The git-cl README describes the git-cl command set. This document describes how code review and git work together in general, intended for people familiar with git but unfamiliar with the code review process supported by Rietveld and Gerrit.

Rietveld concepts and terms

A Rietveld review is for discussion of a single change or patch. You upload a proposed change, the reviewer comments on your change, and then you can upload a revised version of your change. Rietveld stores the history of uploaded patches as well as the comments, and can compute diffs in between these patches. The history of a patch is very much like a small branch in git, but since Rietveld is VCS-agnostic, the concepts don't map perfectly. The identifier for a single review thread including patches and comments in Rietveld is called an issue.

Rietveld provides a basic uploader that understands git. This program is used by git-cl, and is included in the git-cl repo as

Basic interaction with git

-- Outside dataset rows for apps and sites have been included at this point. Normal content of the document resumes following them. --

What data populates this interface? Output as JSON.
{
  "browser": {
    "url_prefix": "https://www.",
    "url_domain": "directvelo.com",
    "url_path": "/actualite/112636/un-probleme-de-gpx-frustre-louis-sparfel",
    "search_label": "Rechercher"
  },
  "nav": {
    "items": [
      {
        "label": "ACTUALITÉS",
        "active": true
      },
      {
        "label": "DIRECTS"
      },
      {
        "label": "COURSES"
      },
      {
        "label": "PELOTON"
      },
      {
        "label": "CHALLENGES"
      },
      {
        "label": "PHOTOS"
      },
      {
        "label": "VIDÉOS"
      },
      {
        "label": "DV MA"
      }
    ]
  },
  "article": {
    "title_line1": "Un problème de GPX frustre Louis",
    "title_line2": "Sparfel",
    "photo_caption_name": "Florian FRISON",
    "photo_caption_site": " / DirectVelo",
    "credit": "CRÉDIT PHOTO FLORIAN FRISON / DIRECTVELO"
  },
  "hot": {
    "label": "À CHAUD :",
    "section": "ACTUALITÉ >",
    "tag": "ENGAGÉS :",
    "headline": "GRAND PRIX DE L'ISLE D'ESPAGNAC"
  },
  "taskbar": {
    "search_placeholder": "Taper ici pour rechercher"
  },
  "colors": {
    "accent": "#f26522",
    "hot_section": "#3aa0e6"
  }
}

The fundamental problem you encounter when you try to mix git and code review is that with git it‘s nice to commit code locally, while during a code review you’re often requested to change something about your code. There are a few different ways you can handle this workflow with git:

  1. Rewriting a single commit. Say the origin commit is O, and you commit your initial work in a commit A, making your history like O--A. After review comments, you git commit --amend, effectively erasing A and making a new commit A', so history is now O--A'. (Equivalently, you can use git reset --soft or git rebase -i.)
  2. Writing follow-up commits. Initial work is again in A, and after review comments, you write a new commit B so your history looks like O--A--B. When you upload the revised patch, you upload the diff of O..B, not A..B; you always upload the full diff of what you're proposing to change.

The Rietveld patch uploader just takes arguments to git diff, so either of the above workflows work fine. If all you want to do is upload a patch, you can use the provided by Rietveld with arguments like this: --server <args to "git diff">

The first time you upload, it creates a new issue; for follow-ups on the same issue, you need to provide the issue number: --server --issue 1234 <args to "git diff">

git-cl to the rescue

git-cl simplifies the above in the following ways:

  1. git cl config puts a persistent --server setting in your .git/config.
  2. The first time you upload an issue, the issue number is associated with the current branch. If you upload again, it will upload on the same issue. (Note that this association is tied to a branch, not a commit, which means you need a separate branch per review.)
  3. If your branch is tracking (in the git checkout --track sense) another one (like origin/master), calls to git cl upload will diff against that branch by default. (You can still pass arguments to git diff on the command line, if necessary.)

In the common case, this means that calling simply git cl upload will always upload the correct diff to the correct place.

Patch series

The above is all you need to know for working on a single patch.

Things get much more complicated when you have a series of commits that you want to get reviewed. Say your history looks like O--A--B--C. If you want to upload that as a single review, everything works just as above.

But what if you upload each of A, B, and C as separate reviews? What if you then need to change A?

  1. One option is rewriting history: write a new commit A', then use git rebase -i to insert that diff in as O--A--A'--B--C as well as squash it. This is sometimes not possible if B and C have touched some lines affected by A'.

  2. Another option, and the one espoused by software like topgit, is for you to have separate branches for A, B, and C, and after writing A' you merge it into each of those branches. (topgit automates this merging process.) This is also what is recommended by git-cl, which likes having different branch identifiers to hang the issue number off of. Your history ends up looking like:

         \   \   \

    Which is ugly, but it accurately tracks the real history of your work, can be thrown away at the end by committing A+A' as a single squash commit.

In practice, this comes up pretty rarely. Suggestions for better workflows are welcome.

Bash auto completion

  1. Ensure that your base git commands are autocompleted doc.

  2. Add this to your .bashrc:

     # The next line enables bash completion for git cl.
     if [ -f "$HOME/bin/depot_tools/" ]; then
       . "$HOME/bin/depot_tools/"
  3. Profit.